“I don’t disagree with the fact that this portion of the state needs economic development,” said Del. Rob Krupicka (D-45). “But I also think that folks shouldn’t have to sacrifice the health of their water or the long-term health of their community for jobs.”
FOR MORE THAN 30 years, Virginia has banned uranium mining in the commonwealth. Last year, Virginia Uranium tried to overturn that ban to begin mining a vast resource in Pittslvania County, a southside community that borders North Carolina. But Republican Gov. Bob McDonnell intervened, asking legislators to take no action in 2012. Instead, the governor initiated a study of the issue by a newly created multi-agency state working group including secretaries of Natural Resources, Commerce and Trade and Health and Human Resources. The working group will conduct its final public meeting today in Richmond.
“Public safety must be the primary factor in the ultimate determination as to whether to proceed with uranium mining,” McDonnell said in a written statement. “While uranium mining could mean the creation of high-paying jobs for our citizens, a boost for the important nuclear power industry, increased economic development for the region and the generation of significant tax revenue for the entire commonwealth, we must prudently study the issue to ensure that such mining would not impair the health of our people or the condition of the environment.”
Environmental groups have been critical of uranium mining because of concerns over a radioactive byproduct known as “tailings,” a sand-like substance left over after the uranium is milled. Some legislators say they are concerned that the radioactive byproduct could flow downstream into the Hampton Roads area. That means Pittslvania County could see the economic benefits while the Hampton Roads area has to deal with the pollution.

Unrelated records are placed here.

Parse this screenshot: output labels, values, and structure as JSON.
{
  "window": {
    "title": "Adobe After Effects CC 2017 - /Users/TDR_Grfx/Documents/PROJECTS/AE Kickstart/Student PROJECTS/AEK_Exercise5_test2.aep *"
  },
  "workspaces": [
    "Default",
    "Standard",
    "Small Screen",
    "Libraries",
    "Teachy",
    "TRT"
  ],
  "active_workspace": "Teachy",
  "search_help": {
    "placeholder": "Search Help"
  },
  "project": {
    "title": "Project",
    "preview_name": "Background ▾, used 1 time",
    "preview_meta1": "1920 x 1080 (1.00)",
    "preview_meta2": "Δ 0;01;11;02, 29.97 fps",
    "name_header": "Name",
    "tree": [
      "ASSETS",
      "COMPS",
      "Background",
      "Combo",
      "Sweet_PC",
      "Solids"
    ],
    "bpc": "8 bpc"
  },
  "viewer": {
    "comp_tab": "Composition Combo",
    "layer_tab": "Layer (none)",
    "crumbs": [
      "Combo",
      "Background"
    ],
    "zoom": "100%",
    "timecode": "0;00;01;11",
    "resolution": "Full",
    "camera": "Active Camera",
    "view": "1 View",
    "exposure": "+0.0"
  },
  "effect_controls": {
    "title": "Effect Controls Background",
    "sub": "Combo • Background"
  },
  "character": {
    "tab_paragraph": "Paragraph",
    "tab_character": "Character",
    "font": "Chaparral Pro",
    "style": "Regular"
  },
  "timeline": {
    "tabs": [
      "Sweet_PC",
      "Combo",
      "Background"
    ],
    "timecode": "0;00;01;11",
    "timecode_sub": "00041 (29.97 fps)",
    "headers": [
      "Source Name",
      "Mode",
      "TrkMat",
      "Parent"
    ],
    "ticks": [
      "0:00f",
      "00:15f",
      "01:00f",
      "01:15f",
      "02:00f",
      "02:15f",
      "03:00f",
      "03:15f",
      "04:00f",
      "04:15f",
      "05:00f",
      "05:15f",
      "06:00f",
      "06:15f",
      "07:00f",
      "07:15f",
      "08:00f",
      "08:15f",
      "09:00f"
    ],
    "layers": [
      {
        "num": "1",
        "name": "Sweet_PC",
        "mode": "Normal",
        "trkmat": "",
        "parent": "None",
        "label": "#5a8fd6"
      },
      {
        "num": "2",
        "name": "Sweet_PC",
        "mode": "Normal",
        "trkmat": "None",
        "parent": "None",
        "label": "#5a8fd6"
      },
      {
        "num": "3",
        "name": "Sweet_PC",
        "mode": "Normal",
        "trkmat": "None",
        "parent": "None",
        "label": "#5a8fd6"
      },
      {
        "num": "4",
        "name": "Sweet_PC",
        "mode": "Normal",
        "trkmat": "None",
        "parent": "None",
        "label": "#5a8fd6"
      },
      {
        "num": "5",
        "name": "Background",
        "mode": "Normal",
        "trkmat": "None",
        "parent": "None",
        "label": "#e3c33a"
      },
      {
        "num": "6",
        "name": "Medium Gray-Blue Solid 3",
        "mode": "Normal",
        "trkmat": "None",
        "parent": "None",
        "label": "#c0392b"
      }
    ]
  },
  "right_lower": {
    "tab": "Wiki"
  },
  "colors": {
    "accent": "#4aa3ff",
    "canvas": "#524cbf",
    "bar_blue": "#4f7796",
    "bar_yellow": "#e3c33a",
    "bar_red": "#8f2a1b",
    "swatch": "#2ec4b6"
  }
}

“I don’t want to sell the public health at any price,” said state Sen. Adam Ebbin (D-30). “We should be serious about other kinds of economic development besides dirty energy.”
THE BAN WAS originally enacted in 1982, although supporters say technological advances have made the practice of mining for uranium much safer than it used to be. One idea under discussion involves burying the tailings where they found, which could prevent the radioactive material from travelling downstream. Ultimately, though, the debate this year will be about overturning the ban. If that happens, the details about how the mining process would work would be dealt with in a future session.
“Contrary to popular belief, the vote — if we have it this year — is not whether to mine uranium or not,” said Del. David Albo (R-42). “It’s to lift the ban so they can present plans on how they are going to do it.”
Legislators say they have been lobbied heavily on the issue, and they expect the debate to be one of the hottest issues in the upcoming session. Virginia Uranium has 19 lobbyists registered from five different firms, an indication that the company is eager to present their case as forcefully as possible. An analysis from the Virginia Public Access Project shows that 15 percent of the company’s campaign contributions have gone to Democrats while 84 percent of donations have gone to Republicans.
“Democrats have a tendency to be more opposed to it because of the possible environmental effects, but there are also Republicans who are not exactly robust in their support of it for the same reason,” said Geoff Skelley. “So far, the environmental concerns have outweighed the possible economic benefits, but that could obviously change if the lobbying efforts have some effect.”
The governor’s uranium working group is scheduled to present its findings to the Coal and Energy Commission on Dec. 1.